Dataset records:
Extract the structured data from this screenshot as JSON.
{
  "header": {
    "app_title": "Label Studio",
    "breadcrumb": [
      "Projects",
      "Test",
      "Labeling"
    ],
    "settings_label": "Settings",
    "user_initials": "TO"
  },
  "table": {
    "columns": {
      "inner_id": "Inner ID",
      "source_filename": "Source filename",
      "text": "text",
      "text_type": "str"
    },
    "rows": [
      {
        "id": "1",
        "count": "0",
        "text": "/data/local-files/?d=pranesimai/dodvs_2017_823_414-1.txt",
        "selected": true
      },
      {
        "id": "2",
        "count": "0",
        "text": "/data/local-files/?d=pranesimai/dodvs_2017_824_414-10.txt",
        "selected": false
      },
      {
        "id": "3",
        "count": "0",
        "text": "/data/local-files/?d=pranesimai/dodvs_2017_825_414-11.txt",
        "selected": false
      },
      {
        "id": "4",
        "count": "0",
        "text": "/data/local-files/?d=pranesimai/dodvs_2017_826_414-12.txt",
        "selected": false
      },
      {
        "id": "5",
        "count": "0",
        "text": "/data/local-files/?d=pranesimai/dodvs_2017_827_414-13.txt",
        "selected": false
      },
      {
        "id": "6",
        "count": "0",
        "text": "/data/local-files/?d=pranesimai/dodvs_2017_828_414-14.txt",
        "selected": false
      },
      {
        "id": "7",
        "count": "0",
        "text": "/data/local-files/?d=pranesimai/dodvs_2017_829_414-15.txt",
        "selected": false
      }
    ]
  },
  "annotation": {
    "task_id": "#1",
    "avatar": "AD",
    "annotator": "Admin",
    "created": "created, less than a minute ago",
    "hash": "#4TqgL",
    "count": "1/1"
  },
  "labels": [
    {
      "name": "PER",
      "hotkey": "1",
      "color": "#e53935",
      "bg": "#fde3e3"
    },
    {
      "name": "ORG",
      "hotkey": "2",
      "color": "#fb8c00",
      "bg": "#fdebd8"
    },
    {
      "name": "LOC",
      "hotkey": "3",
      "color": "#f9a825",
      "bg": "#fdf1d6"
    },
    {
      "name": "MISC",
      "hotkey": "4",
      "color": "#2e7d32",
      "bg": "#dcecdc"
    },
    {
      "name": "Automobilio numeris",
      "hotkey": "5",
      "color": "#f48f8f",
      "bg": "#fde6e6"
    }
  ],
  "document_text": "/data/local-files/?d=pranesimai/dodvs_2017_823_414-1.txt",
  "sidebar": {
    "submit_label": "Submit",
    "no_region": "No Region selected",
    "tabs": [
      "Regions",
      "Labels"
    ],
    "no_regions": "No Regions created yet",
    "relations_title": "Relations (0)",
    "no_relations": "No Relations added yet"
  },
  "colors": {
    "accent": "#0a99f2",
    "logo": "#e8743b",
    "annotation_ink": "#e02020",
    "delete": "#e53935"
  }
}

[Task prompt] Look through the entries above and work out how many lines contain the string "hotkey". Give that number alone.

[Answer] 5